- **Task to carry out**
Scan the entries below and return each line that contains "time".

Entries supplied START

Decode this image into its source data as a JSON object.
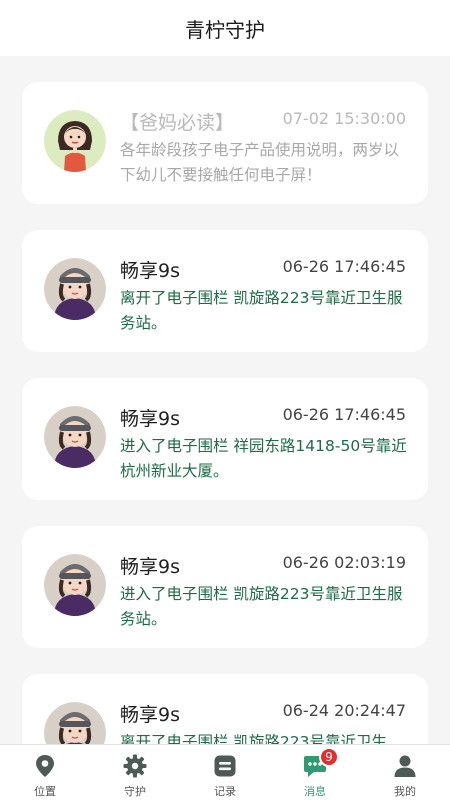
{
  "header": {
    "title": "青柠守护"
  },
  "messages": [
    {
      "name": "【爸妈必读】",
      "time": "07-02 15:30:00",
      "text": "各年龄段孩子电子产品使用说明，两岁以下幼儿不要接触任何电子屏！"
    },
    {
      "name": "畅享9s",
      "time": "06-26 17:46:45",
      "text": "离开了电子围栏 凯旋路223号靠近卫生服务站。"
    },
    {
      "name": "畅享9s",
      "time": "06-26 17:46:45",
      "text": "进入了电子围栏 祥园东路1418-50号靠近杭州新业大厦。"
    },
    {
      "name": "畅享9s",
      "time": "06-26 02:03:19",
      "text": "进入了电子围栏 凯旋路223号靠近卫生服务站。"
    },
    {
      "name": "畅享9s",
      "time": "06-24 20:24:47",
      "text": "离开了电子围栏 凯旋路223号靠近卫生"
    }
  ],
  "tabbar": {
    "items": [
      {
        "label": "位置",
        "icon": "location-pin-icon"
      },
      {
        "label": "守护",
        "icon": "gear-icon"
      },
      {
        "label": "记录",
        "icon": "record-icon"
      },
      {
        "label": "消息",
        "icon": "chat-bubble-icon",
        "badge": "9",
        "active": true
      },
      {
        "label": "我的",
        "icon": "person-icon"
      }
    ]
  },
  "colors": {
    "accent": "#2f9b74",
    "message_text": "#1e6b46",
    "badge": "#e52d2d",
    "inactive_icon": "#4e5a55"
  }
}
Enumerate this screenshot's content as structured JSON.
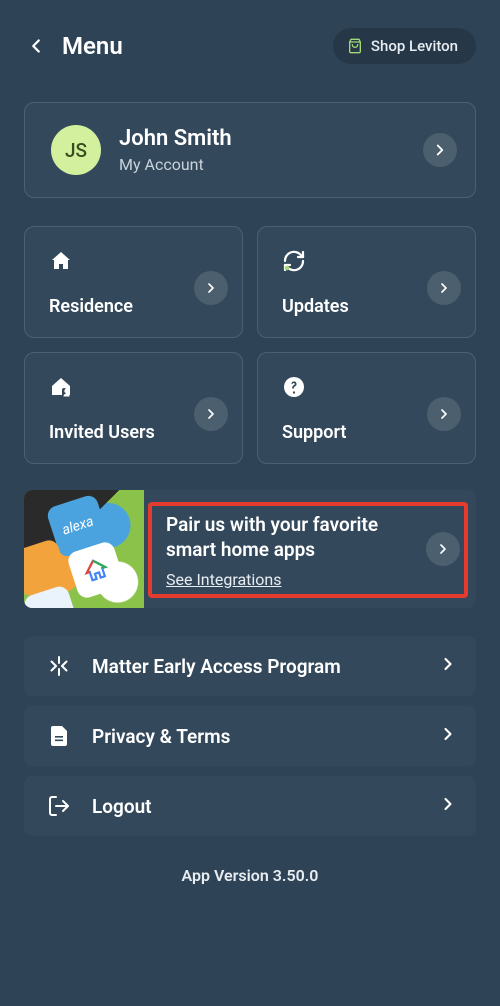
{
  "header": {
    "title": "Menu",
    "shop_label": "Shop Leviton"
  },
  "account": {
    "initials": "JS",
    "name": "John Smith",
    "subtitle": "My Account"
  },
  "tiles": {
    "residence": "Residence",
    "updates": "Updates",
    "invited_users": "Invited Users",
    "support": "Support"
  },
  "promo": {
    "title": "Pair us with your favorite smart home apps",
    "link": "See Integrations"
  },
  "rows": {
    "matter": "Matter Early Access Program",
    "privacy": "Privacy & Terms",
    "logout": "Logout"
  },
  "version": "App Version 3.50.0"
}
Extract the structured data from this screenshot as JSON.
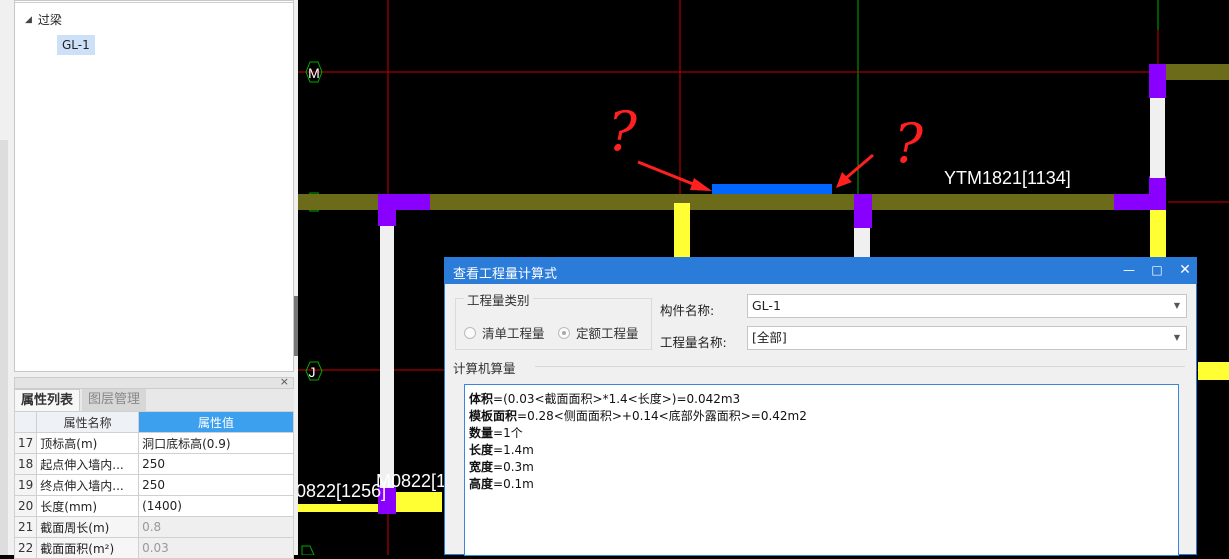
{
  "tree": {
    "parent_label": "过梁",
    "child_label": "GL-1"
  },
  "props_panel": {
    "tab_props": "属性列表",
    "tab_layers": "图层管理",
    "col_name": "属性名称",
    "col_value": "属性值",
    "rows": [
      {
        "num": "17",
        "name": "顶标高(m)",
        "value": "洞口底标高(0.9)",
        "disabled": false
      },
      {
        "num": "18",
        "name": "起点伸入墙内...",
        "value": "250",
        "disabled": false
      },
      {
        "num": "19",
        "name": "终点伸入墙内...",
        "value": "250",
        "disabled": false
      },
      {
        "num": "20",
        "name": "长度(mm)",
        "value": "(1400)",
        "disabled": false
      },
      {
        "num": "21",
        "name": "截面周长(m)",
        "value": "0.8",
        "disabled": true
      },
      {
        "num": "22",
        "name": "截面面积(m²)",
        "value": "0.03",
        "disabled": true
      }
    ]
  },
  "cad": {
    "axis_labels": [
      "M",
      "J"
    ],
    "annotation_question_1": "?",
    "annotation_question_2": "?",
    "label_ytm": "YTM1821[1134]",
    "label_m0822_a": "0822[1256]",
    "label_m0822_b": "M0822[1"
  },
  "dialog": {
    "title": "查看工程量计算式",
    "group_title": "工程量类别",
    "radio_list": "清单工程量",
    "radio_quota": "定额工程量",
    "radio_selected": "定额工程量",
    "component_label": "构件名称:",
    "component_value": "GL-1",
    "quantity_label": "工程量名称:",
    "quantity_value": "[全部]",
    "calc_label": "计算机算量",
    "calc_lines": [
      {
        "key": "体积",
        "rest": "=(0.03<截面面积>*1.4<长度>)=0.042m3"
      },
      {
        "key": "模板面积",
        "rest": "=0.28<侧面面积>+0.14<底部外露面积>=0.42m2"
      },
      {
        "key": "数量",
        "rest": "=1个"
      },
      {
        "key": "长度",
        "rest": "=1.4m"
      },
      {
        "key": "宽度",
        "rest": "=0.3m"
      },
      {
        "key": "高度",
        "rest": "=0.1m"
      }
    ]
  },
  "colors": {
    "dialog_title_bg": "#2b7bd8",
    "prop_header_active": "#3da0ee",
    "wall_olive": "#6b6b1a",
    "column_purple": "#8a00ff",
    "grid_red": "#cc0000",
    "grid_green": "#00aa00",
    "highlight_blue": "#0066ff",
    "annotation_red": "#ff2020",
    "yellow_wall": "#ffff33"
  }
}
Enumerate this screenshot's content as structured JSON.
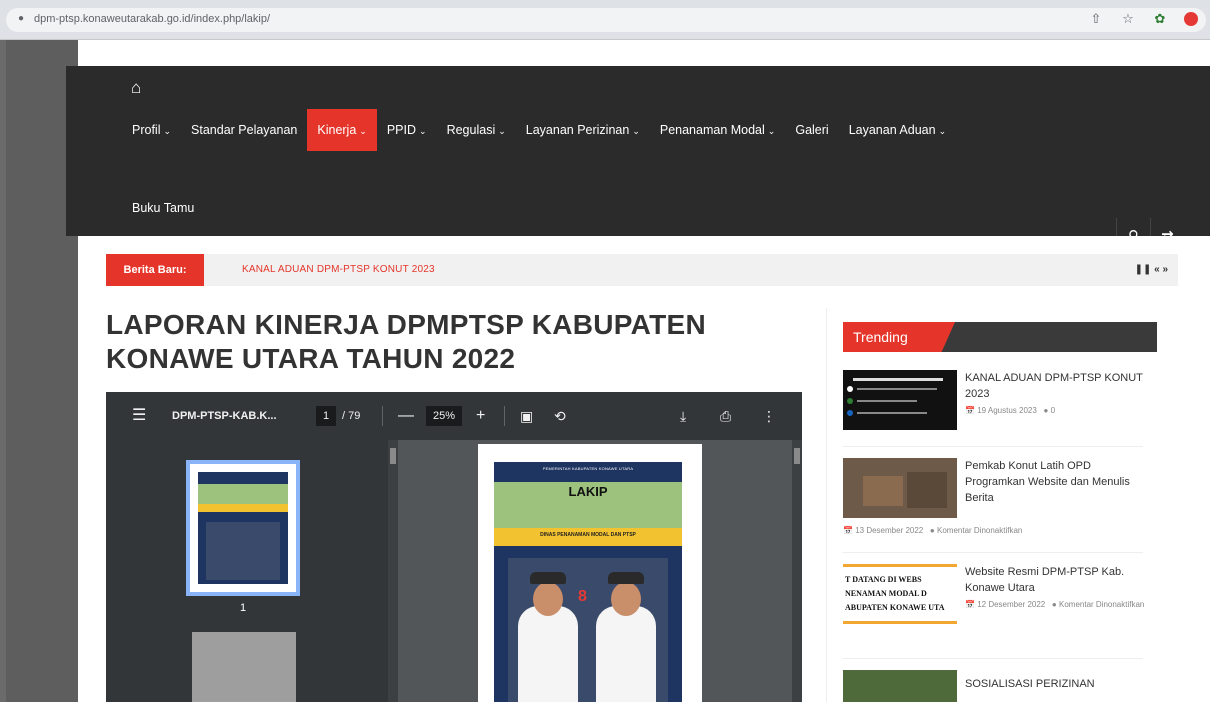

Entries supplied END

- **Response for this exercise**
      "time": "07-02 15:30:00",
      "time": "06-26 17:46:45",
      "time": "06-26 17:46:45",
      "time": "06-26 02:03:19",
      "time": "06-24 20:24:47",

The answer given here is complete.